Rewriting Minix (an old and obsolete small Unix system) was something that everybody who studied Operating System Design did, that’s what it was for. It was lovely as a teaching tool but about as far from rocket science as you can get in computing terms. When a Finnish chap called Linus Torvalds developed and released something called Linux as a result of one of these rewrites it seems that nobody told him he should be locked up in Luddite Prison for crimes against the development of new technologies. Torvalds and his cronies have naively and unwittingly put us back years in terms of development, especially when they all started taking the ever important commercial dollar. It is an easy and cheap path to fame to work on making somebody else’s wheel a little bit better and a little bit more round but never forget, even though it looks somewhat more hexagonal now than the square it once was, it’s the same old wheel. It’s a dangerous game criticising the historical development of Linux; its many rabid fans often make Scientologists look open-minded. As soon as you say something like “What’s the big deal? All he did was to do what everybody else was doing in school at the time.” you are instantly open to responses like “Yea, you are just bitter because you didn’t think of doing it.” – On my part, no, I didn’t think of doing it. I never for a moment believed that in the 21st century, people would still be using Unix and it would still look pretty much the same. There are people today struggling with Unix clones who have no idea of the wonderful things that older operating systems had in them that have now all but been forgotten. Oh Brave New World which has such obsolete shit stuck in it. All you clever kids, stop tinkering with somebody else’s rusty old steam engines and get out there and build us some fucking space ships!

To close, and at further risk of mixing even more metaphors and upsetting all the loonies, religious zealots and narrow minded know it alls; I am quite happy to be Windows user. No amount of nagging me is going to change my view on this and I can’t foresee anything else coming along that will budge me from this path until attitudes and religious beliefs change.
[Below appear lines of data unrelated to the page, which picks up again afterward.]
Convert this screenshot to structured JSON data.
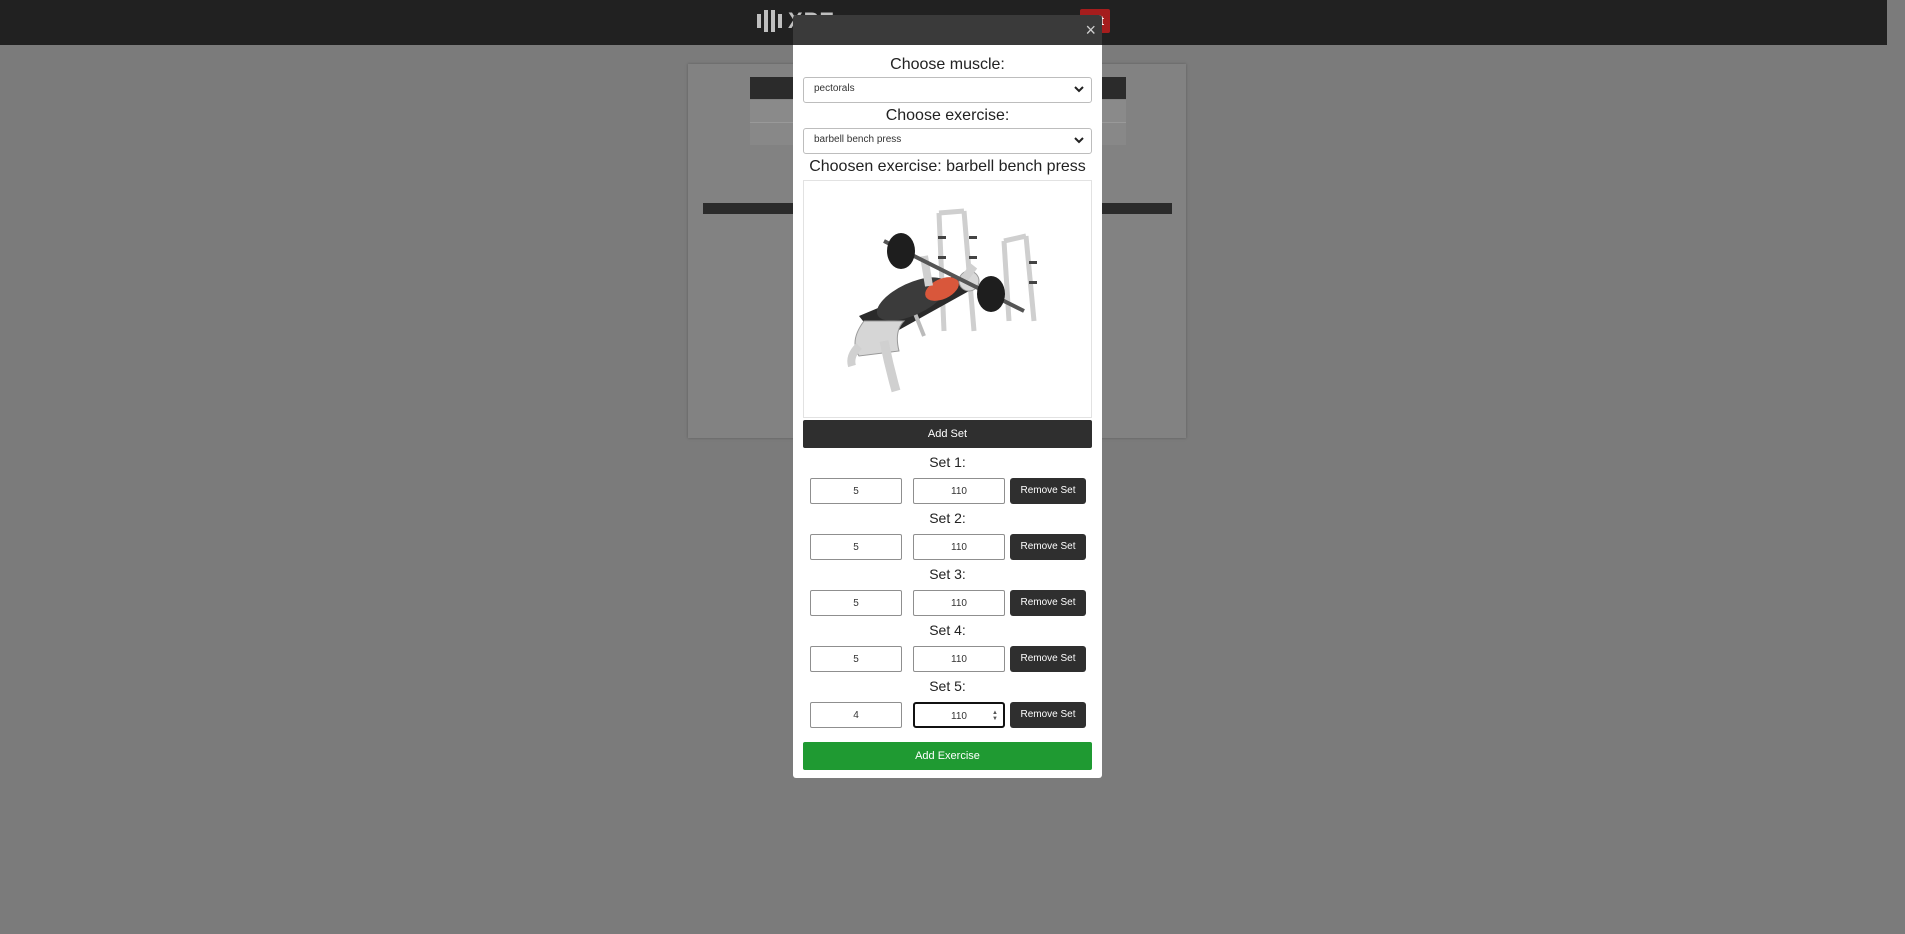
{
  "header": {
    "logo_text": "XPE",
    "logout_label": "out"
  },
  "modal": {
    "close_glyph": "×",
    "muscle": {
      "title": "Choose muscle:",
      "selected": "pectorals"
    },
    "exercise": {
      "title": "Choose exercise:",
      "selected": "barbell bench press"
    },
    "chosen_label": "Choosen exercise: barbell bench press",
    "add_set_label": "Add Set",
    "remove_set_label": "Remove Set",
    "sets": [
      {
        "label": "Set 1:",
        "reps": "5",
        "weight": "110"
      },
      {
        "label": "Set 2:",
        "reps": "5",
        "weight": "110"
      },
      {
        "label": "Set 3:",
        "reps": "5",
        "weight": "110"
      },
      {
        "label": "Set 4:",
        "reps": "5",
        "weight": "110"
      },
      {
        "label": "Set 5:",
        "reps": "4",
        "weight": "110"
      }
    ],
    "add_exercise_label": "Add Exercise"
  },
  "colors": {
    "primary_dark": "#2f2f2f",
    "accent_green": "#1f9a32",
    "logout_red": "#a51d1d"
  },
  "icons": {
    "select_chevron": "chevron-down-icon",
    "close": "close-icon"
  }
}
For my usage, it is the currently best desktop operating system there is and until those days come, I am sticking with it, through bad and good.